• _What you have to do_: Return the records that follow, unchanged and complete.

(Material shown)

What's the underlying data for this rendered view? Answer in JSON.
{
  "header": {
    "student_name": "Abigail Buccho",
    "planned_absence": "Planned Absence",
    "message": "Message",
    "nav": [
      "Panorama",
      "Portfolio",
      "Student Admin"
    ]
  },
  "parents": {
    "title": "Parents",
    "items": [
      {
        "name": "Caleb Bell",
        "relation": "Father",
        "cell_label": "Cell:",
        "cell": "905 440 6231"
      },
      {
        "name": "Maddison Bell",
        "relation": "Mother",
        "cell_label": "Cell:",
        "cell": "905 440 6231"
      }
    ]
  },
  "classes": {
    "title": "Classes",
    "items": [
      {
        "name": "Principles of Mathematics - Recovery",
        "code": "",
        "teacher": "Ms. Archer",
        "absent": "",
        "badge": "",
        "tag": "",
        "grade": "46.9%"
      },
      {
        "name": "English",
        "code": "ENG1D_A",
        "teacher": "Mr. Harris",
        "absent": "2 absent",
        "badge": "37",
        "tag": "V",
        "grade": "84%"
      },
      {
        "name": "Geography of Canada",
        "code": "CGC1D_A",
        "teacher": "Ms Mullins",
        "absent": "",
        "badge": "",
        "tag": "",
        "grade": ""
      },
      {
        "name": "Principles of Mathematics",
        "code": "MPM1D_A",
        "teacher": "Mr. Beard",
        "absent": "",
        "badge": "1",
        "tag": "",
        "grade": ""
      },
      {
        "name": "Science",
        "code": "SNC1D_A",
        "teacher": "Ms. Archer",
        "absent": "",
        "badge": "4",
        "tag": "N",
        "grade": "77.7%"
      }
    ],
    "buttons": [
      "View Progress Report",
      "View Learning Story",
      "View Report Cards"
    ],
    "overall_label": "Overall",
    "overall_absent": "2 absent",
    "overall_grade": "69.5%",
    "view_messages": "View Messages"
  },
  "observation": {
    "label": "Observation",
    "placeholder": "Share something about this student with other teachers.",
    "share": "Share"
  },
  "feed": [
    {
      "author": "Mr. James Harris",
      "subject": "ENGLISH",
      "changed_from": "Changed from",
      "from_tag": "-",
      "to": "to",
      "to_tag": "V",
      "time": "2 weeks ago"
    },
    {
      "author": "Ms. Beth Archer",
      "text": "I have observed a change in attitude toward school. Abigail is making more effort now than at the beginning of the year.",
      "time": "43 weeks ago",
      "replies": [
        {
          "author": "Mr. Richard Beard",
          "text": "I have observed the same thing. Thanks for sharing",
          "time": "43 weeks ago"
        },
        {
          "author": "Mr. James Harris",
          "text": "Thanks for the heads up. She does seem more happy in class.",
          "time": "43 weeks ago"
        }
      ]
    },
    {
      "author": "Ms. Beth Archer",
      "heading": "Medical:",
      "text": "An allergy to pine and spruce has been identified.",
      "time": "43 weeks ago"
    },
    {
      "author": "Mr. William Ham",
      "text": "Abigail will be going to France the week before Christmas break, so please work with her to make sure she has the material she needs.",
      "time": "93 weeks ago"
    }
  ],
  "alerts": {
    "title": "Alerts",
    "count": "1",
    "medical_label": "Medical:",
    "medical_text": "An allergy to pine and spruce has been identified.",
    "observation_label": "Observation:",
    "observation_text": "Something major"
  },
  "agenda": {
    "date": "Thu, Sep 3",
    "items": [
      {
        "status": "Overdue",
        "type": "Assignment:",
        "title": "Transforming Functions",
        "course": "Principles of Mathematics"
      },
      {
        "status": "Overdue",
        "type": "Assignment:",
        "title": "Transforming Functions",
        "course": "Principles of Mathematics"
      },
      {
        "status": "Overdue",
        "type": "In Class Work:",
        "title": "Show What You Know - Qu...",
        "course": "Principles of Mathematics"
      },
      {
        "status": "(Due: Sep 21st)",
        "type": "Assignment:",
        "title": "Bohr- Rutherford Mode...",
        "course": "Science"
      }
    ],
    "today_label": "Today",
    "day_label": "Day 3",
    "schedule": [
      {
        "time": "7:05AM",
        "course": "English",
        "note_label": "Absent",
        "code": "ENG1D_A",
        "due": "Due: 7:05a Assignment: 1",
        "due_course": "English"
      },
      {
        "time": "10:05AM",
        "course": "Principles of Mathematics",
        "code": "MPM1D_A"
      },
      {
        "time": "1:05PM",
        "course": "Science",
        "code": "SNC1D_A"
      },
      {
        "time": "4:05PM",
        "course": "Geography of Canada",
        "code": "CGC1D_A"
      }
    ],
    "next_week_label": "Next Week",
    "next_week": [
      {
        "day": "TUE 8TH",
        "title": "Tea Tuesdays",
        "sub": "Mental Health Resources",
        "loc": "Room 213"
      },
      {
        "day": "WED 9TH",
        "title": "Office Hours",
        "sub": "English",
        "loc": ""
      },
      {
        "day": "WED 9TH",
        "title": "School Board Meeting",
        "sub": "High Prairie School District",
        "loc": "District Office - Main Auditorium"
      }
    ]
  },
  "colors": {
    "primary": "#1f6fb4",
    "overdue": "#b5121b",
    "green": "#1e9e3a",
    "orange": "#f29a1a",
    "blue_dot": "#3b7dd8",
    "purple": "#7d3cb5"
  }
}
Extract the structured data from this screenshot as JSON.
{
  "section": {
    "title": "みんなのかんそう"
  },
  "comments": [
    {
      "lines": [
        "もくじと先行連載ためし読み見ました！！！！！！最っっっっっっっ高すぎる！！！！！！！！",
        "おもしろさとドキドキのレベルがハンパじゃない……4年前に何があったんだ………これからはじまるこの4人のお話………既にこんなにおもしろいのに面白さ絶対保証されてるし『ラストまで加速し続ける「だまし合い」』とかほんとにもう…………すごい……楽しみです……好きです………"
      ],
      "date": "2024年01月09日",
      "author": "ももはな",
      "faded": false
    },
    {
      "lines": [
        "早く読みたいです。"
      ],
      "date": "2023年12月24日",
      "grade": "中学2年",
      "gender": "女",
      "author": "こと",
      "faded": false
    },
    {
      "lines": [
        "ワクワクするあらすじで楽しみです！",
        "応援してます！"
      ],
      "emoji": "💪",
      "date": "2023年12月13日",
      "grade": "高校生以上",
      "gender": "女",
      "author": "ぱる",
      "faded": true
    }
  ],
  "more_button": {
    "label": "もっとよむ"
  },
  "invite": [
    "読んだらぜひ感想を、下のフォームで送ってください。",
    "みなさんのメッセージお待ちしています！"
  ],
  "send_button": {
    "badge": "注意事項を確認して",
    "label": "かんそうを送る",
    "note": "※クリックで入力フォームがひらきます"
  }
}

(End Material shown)

• _Result of the task_:
What's the underlying data for this rendered view? Answer in JSON.
{
  "header": {
    "student_name": "Abigail Buccho",
    "planned_absence": "Planned Absence",
    "message": "Message",
    "nav": [
      "Panorama",
      "Portfolio",
      "Student Admin"
    ]
  },
  "parents": {
    "title": "Parents",
    "items": [
      {
        "name": "Caleb Bell",
        "relation": "Father",
        "cell_label": "Cell:",
        "cell": "905 440 6231"
      },
      {
        "name": "Maddison Bell",
        "relation": "Mother",
        "cell_label": "Cell:",
        "cell": "905 440 6231"
      }
    ]
  },
  "classes": {
    "title": "Classes",
    "items": [
      {
        "name": "Principles of Mathematics - Recovery",
        "code": "",
        "teacher": "Ms. Archer",
        "absent": "",
        "badge": "",
        "tag": "",
        "grade": "46.9%"
      },
      {
        "name": "English",
        "code": "ENG1D_A",
        "teacher": "Mr. Harris",
        "absent": "2 absent",
        "badge": "37",
        "tag": "V",
        "grade": "84%"
      },
      {
        "name": "Geography of Canada",
        "code": "CGC1D_A",
        "teacher": "Ms Mullins",
        "absent": "",
        "badge": "",
        "tag": "",
        "grade": ""
      },
      {
        "name": "Principles of Mathematics",
        "code": "MPM1D_A",
        "teacher": "Mr. Beard",
        "absent": "",
        "badge": "1",
        "tag": "",
        "grade": ""
      },
      {
        "name": "Science",
        "code": "SNC1D_A",
        "teacher": "Ms. Archer",
        "absent": "",
        "badge": "4",
        "tag": "N",
        "grade": "77.7%"
      }
    ],
    "buttons": [
      "View Progress Report",
      "View Learning Story",
      "View Report Cards"
    ],
    "overall_label": "Overall",
    "overall_absent": "2 absent",
    "overall_grade": "69.5%",
    "view_messages": "View Messages"
  },
  "observation": {
    "label": "Observation",
    "placeholder": "Share something about this student with other teachers.",
    "share": "Share"
  },
  "feed": [
    {
      "author": "Mr. James Harris",
      "subject": "ENGLISH",
      "changed_from": "Changed from",
      "from_tag": "-",
      "to": "to",
      "to_tag": "V",
      "time": "2 weeks ago"
    },
    {
      "author": "Ms. Beth Archer",
      "text": "I have observed a change in attitude toward school. Abigail is making more effort now than at the beginning of the year.",
      "time": "43 weeks ago",
      "replies": [
        {
          "author": "Mr. Richard Beard",
          "text": "I have observed the same thing. Thanks for sharing",
          "time": "43 weeks ago"
        },
        {
          "author": "Mr. James Harris",
          "text": "Thanks for the heads up. She does seem more happy in class.",
          "time": "43 weeks ago"
        }
      ]
    },
    {
      "author": "Ms. Beth Archer",
      "heading": "Medical:",
      "text": "An allergy to pine and spruce has been identified.",
      "time": "43 weeks ago"
    },
    {
      "author": "Mr. William Ham",
      "text": "Abigail will be going to France the week before Christmas break, so please work with her to make sure she has the material she needs.",
      "time": "93 weeks ago"
    }
  ],
  "alerts": {
    "title": "Alerts",
    "count": "1",
    "medical_label": "Medical:",
    "medical_text": "An allergy to pine and spruce has been identified.",
    "observation_label": "Observation:",
    "observation_text": "Something major"
  },
  "agenda": {
    "date": "Thu, Sep 3",
    "items": [
      {
        "status": "Overdue",
        "type": "Assignment:",
        "title": "Transforming Functions",
        "course": "Principles of Mathematics"
      },
      {
        "status": "Overdue",
        "type": "Assignment:",
        "title": "Transforming Functions",
        "course": "Principles of Mathematics"
      },
      {
        "status": "Overdue",
        "type": "In Class Work:",
        "title": "Show What You Know - Qu...",
        "course": "Principles of Mathematics"
      },
      {
        "status": "(Due: Sep 21st)",
        "type": "Assignment:",
        "title": "Bohr- Rutherford Mode...",
        "course": "Science"
      }
    ],
    "today_label": "Today",
    "day_label": "Day 3",
    "schedule": [
      {
        "time": "7:05AM",
        "course": "English",
        "note_label": "Absent",
        "code": "ENG1D_A",
        "due": "Due: 7:05a Assignment: 1",
        "due_course": "English"
      },
      {
        "time": "10:05AM",
        "course": "Principles of Mathematics",
        "code": "MPM1D_A"
      },
      {
        "time": "1:05PM",
        "course": "Science",
        "code": "SNC1D_A"
      },
      {
        "time": "4:05PM",
        "course": "Geography of Canada",
        "code": "CGC1D_A"
      }
    ],
    "next_week_label": "Next Week",
    "next_week": [
      {
        "day": "TUE 8TH",
        "title": "Tea Tuesdays",
        "sub": "Mental Health Resources",
        "loc": "Room 213"
      },
      {
        "day": "WED 9TH",
        "title": "Office Hours",
        "sub": "English",
        "loc": ""
      },
      {
        "day": "WED 9TH",
        "title": "School Board Meeting",
        "sub": "High Prairie School District",
        "loc": "District Office - Main Auditorium"
      }
    ]
  },
  "colors": {
    "primary": "#1f6fb4",
    "overdue": "#b5121b",
    "green": "#1e9e3a",
    "orange": "#f29a1a",
    "blue_dot": "#3b7dd8",
    "purple": "#7d3cb5"
  }
}
Extract the structured data from this screenshot as JSON.
{
  "section": {
    "title": "みんなのかんそう"
  },
  "comments": [
    {
      "lines": [
        "もくじと先行連載ためし読み見ました！！！！！！最っっっっっっっ高すぎる！！！！！！！！",
        "おもしろさとドキドキのレベルがハンパじゃない……4年前に何があったんだ………これからはじまるこの4人のお話………既にこんなにおもしろいのに面白さ絶対保証されてるし『ラストまで加速し続ける「だまし合い」』とかほんとにもう…………すごい……楽しみです……好きです………"
      ],
      "date": "2024年01月09日",
      "author": "ももはな",
      "faded": false
    },
    {
      "lines": [
        "早く読みたいです。"
      ],
      "date": "2023年12月24日",
      "grade": "中学2年",
      "gender": "女",
      "author": "こと",
      "faded": false
    },
    {
      "lines": [
        "ワクワクするあらすじで楽しみです！",
        "応援してます！"
      ],
      "emoji": "💪",
      "date": "2023年12月13日",
      "grade": "高校生以上",
      "gender": "女",
      "author": "ぱる",
      "faded": true
    }
  ],
  "more_button": {
    "label": "もっとよむ"
  },
  "invite": [
    "読んだらぜひ感想を、下のフォームで送ってください。",
    "みなさんのメッセージお待ちしています！"
  ],
  "send_button": {
    "badge": "注意事項を確認して",
    "label": "かんそうを送る",
    "note": "※クリックで入力フォームがひらきます"
  }
}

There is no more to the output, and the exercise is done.